Scowling or unsmiling?

One of the greatest pleasures of doing art translations is working with the images discussed in the text. In some cases, access to the relevant images while translating is essential for understanding what the art in question actually looks like (more on this in a future post), especially in the field of contemporary art, when even the best, most lucid verbal descriptions can leave one uncertain as to the nature of the artwork being described. But in other cases, images can come to the rescue when a source word can be translated in more than one way—and thus the various translation possibilities would describe quite different imagery.

Saint Andrew the Sullen?

My favourite recent example of a situation in which looking at an image made it possible for me to choose the right translation—and thus preserve the integrity of the author’s text—was a brief but ambiguous description of the facial expression of Saint Andrew in the stained glass windows of the choir in Santa Croce, Florence. The saint was described as being an accigliato type, an adjective which the Zingarelli unabridged Italian dictionary defines as corrucciato, meaning either sullen or cross, and Hoepli defines as having furrowed brows. It seemed odd that an image of Saint Andrew would depict him as sullen or cross, or even frowning, and in fact the Ragazzini Italian/English dictionary does offer a less fraught definition, suggesting ‘unsmiling’ as an option following frowning, scowling and glowering.

What to do? Since the Italian verb on which the adjective accigliato depends, accigliare, means to have furrowed brows, I did not want to water down the description to merely ‘unsmiling’ if the image in question truly was of a scowling Saint Andrew. And so I went on a hunt for the image.

Going straight to the visual source

Knowing from the essay I was translating that the saint was to be found in the ‘north windows’ of the church, I visited a website I had discovered during my research that provides extremely high-resolution close ups of the entire chapel and figured out which set of windows was ‘north’ based on my own knowledge of the space and clues provided elsewhere in the text. The north windows feature no fewer than ten different saints, all unlabelled, and so I used my knowledge of the iconography of Saint Andrew during that historical period (longish, grey, shaggy hair) to narrow down the options. The distinctive saint was not hard to spot, surrounded as he is by bishop saints, youthful saints and female saints, and so it was that I was able see the image that had inspired the author’s choice of the adjective accigliato. And what I found was not a scowling Andrew, nor one with furrowed brows—but simply an Andrew with a downturned mouth, an unsmiling Andrew, as it were. You can judge for yourself in the image at left of the first paragraph of this post—that is him!

A scowl by any other name

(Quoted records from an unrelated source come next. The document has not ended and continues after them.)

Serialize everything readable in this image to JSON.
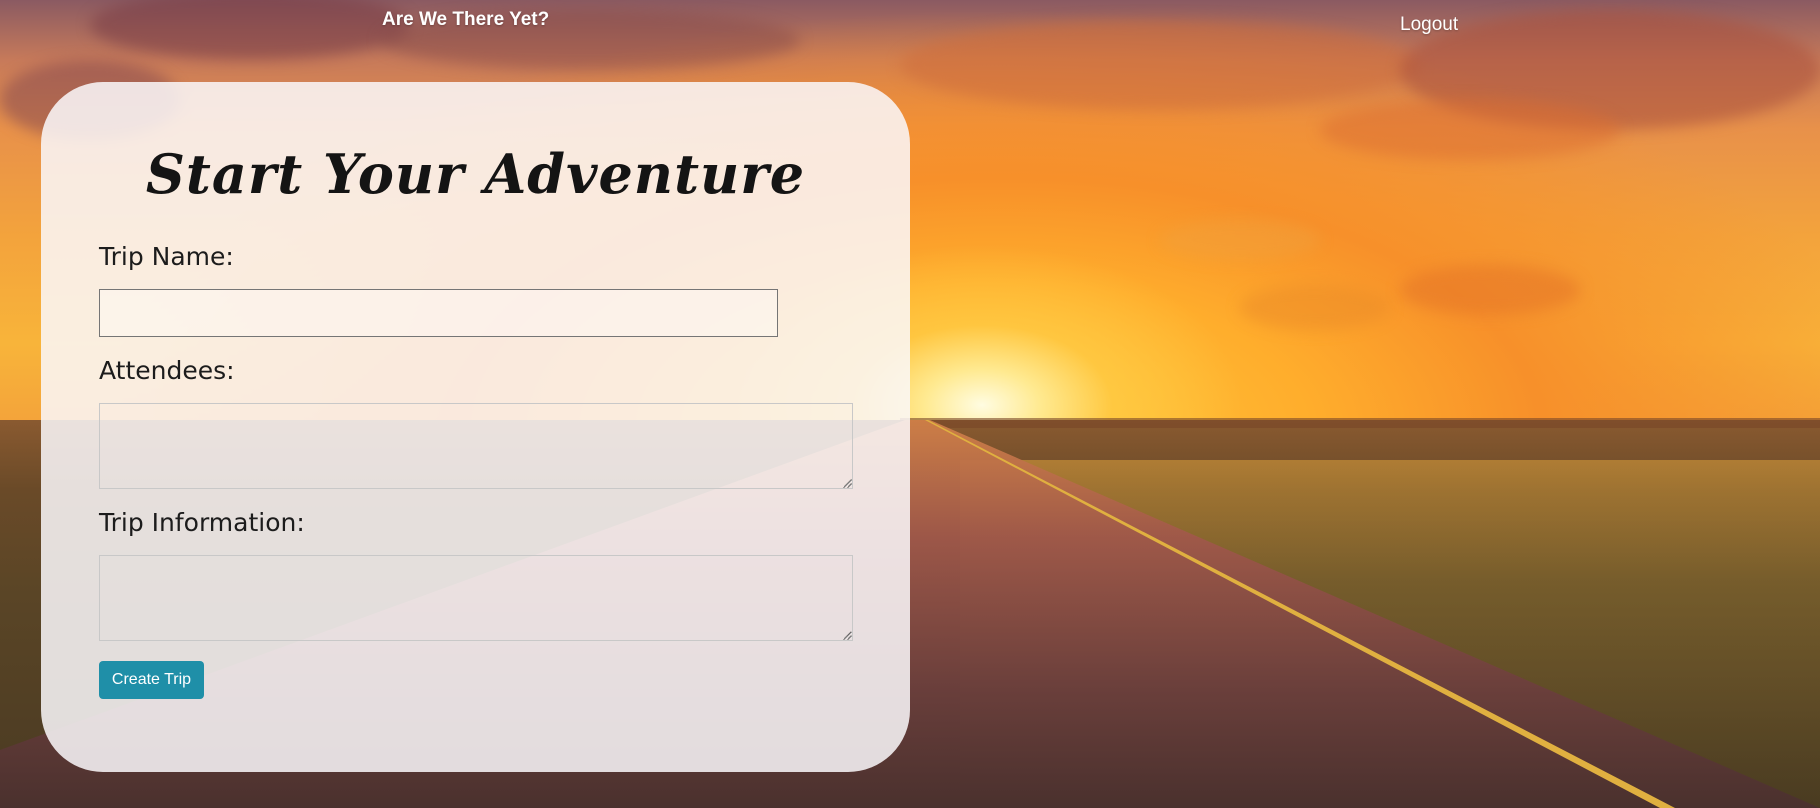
{
  "nav": {
    "brand": "Are We There Yet?",
    "logout": "Logout"
  },
  "form": {
    "title": "Start Your Adventure",
    "trip_name_label": "Trip Name:",
    "trip_name_value": "",
    "attendees_label": "Attendees:",
    "attendees_value": "",
    "trip_info_label": "Trip Information:",
    "trip_info_value": "",
    "submit_label": "Create Trip"
  },
  "colors": {
    "button": "#1f8fa8",
    "card": "#faf8fa",
    "nav_text": "#ffffff"
  }
}
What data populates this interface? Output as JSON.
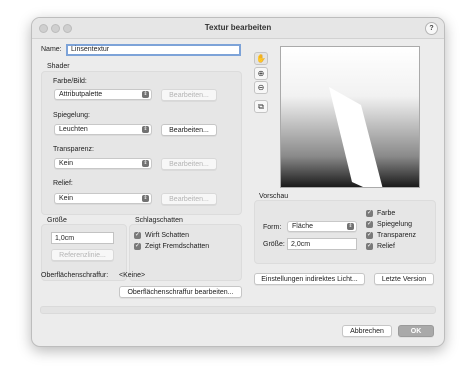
{
  "window": {
    "title": "Textur bearbeiten",
    "help": "?"
  },
  "name": {
    "label": "Name:",
    "value": "Linsentextur"
  },
  "shader": {
    "title": "Shader",
    "farbe": {
      "label": "Farbe/Bild:",
      "value": "Attributpalette",
      "button": "Bearbeiten..."
    },
    "spiegelung": {
      "label": "Spiegelung:",
      "value": "Leuchten",
      "button": "Bearbeiten..."
    },
    "transparenz": {
      "label": "Transparenz:",
      "value": "Kein",
      "button": "Bearbeiten..."
    },
    "relief": {
      "label": "Relief:",
      "value": "Kein",
      "button": "Bearbeiten..."
    }
  },
  "groesse": {
    "title": "Größe",
    "value": "1,0cm",
    "button": "Referenzlinie..."
  },
  "schlagschatten": {
    "title": "Schlagschatten",
    "wirft": {
      "label": "Wirft Schatten",
      "checked": true
    },
    "zeigt": {
      "label": "Zeigt Fremdschatten",
      "checked": true
    }
  },
  "oberflaeche": {
    "label": "Oberflächenschraffur:",
    "value": "<Keine>",
    "button": "Oberflächenschraffur bearbeiten..."
  },
  "vorschau": {
    "title": "Vorschau",
    "form_label": "Form:",
    "form_value": "Fläche",
    "groesse_label": "Größe:",
    "groesse_value": "2,0cm",
    "checks": [
      {
        "label": "Farbe",
        "checked": true
      },
      {
        "label": "Spiegelung",
        "checked": true
      },
      {
        "label": "Transparenz",
        "checked": true
      },
      {
        "label": "Relief",
        "checked": true
      }
    ]
  },
  "buttons": {
    "indirekt": "Einstellungen indirektes Licht...",
    "letzte": "Letzte Version",
    "abbrechen": "Abbrechen",
    "ok": "OK"
  },
  "icons": {
    "hand": "hand-icon",
    "zoom_in": "zoom-in-icon",
    "zoom_out": "zoom-out-icon",
    "fit": "fit-view-icon"
  }
}
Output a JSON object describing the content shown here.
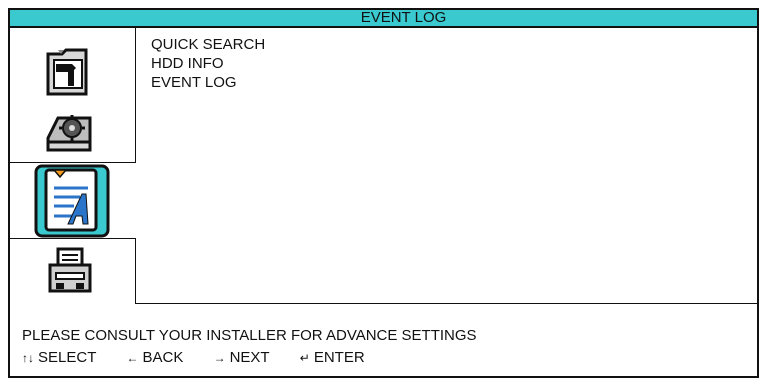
{
  "header": {
    "title": "EVENT LOG"
  },
  "sidebar": {
    "icons": [
      {
        "name": "system-tools-icon"
      },
      {
        "name": "hdd-settings-icon"
      },
      {
        "name": "event-log-icon",
        "selected": true
      },
      {
        "name": "backup-icon"
      }
    ]
  },
  "menu": {
    "items": [
      {
        "label": "QUICK SEARCH"
      },
      {
        "label": "HDD INFO"
      },
      {
        "label": "EVENT LOG"
      }
    ]
  },
  "footer": {
    "note": "PLEASE CONSULT YOUR INSTALLER FOR ADVANCE SETTINGS",
    "keys": [
      {
        "glyph": "↑↓",
        "label": "SELECT"
      },
      {
        "glyph": "←",
        "label": "BACK"
      },
      {
        "glyph": "→",
        "label": "NEXT"
      },
      {
        "glyph": "↵",
        "label": "ENTER"
      }
    ]
  },
  "colors": {
    "title_bar": "#39c9cf",
    "selected_icon_bg": "#39c9cf",
    "accent_orange": "#f39a1e"
  }
}
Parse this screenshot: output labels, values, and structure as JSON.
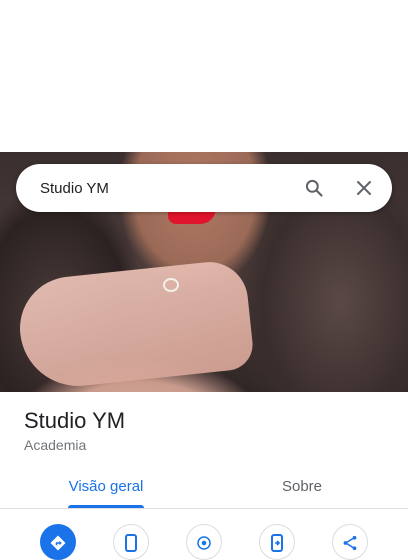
{
  "search": {
    "query": "Studio YM"
  },
  "place": {
    "name": "Studio YM",
    "category": "Academia"
  },
  "tabs": [
    {
      "label": "Visão geral",
      "active": true
    },
    {
      "label": "Sobre",
      "active": false
    }
  ],
  "actions": [
    {
      "icon": "directions-icon",
      "primary": true
    },
    {
      "icon": "phone-icon"
    },
    {
      "icon": "nearby-icon"
    },
    {
      "icon": "send-to-phone-icon"
    },
    {
      "icon": "share-icon"
    }
  ],
  "colors": {
    "accent": "#1a73e8",
    "text": "#202124",
    "secondary": "#70757a"
  }
}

Does it seem like a bit too much legwork for deciding between the two adjectives ‘frowning’ and ‘unsmiling’? Perhaps. I could have of course played it safe and chosen ‘unsmiling’ without hunting down the image, since that adjective would have covered all bases, albeit in a rather flat way if the author had meant to emphasis an actual frown. But that is precisely why I opted to do the legwork: since the meaning of accigliato leaned heavily toward furrowed brows, and especially angrily, or disdainfully furrowed brows, I did not want to risk depriving the translation of its descriptive power by unnecessarily choosing a ‘safe’, generic term. And as it would happen, recourse to the actual image revealed that the more emotionally descriptive translation options would have been overkill, and that ‘unsmiling’ was in fact the most accurate choice.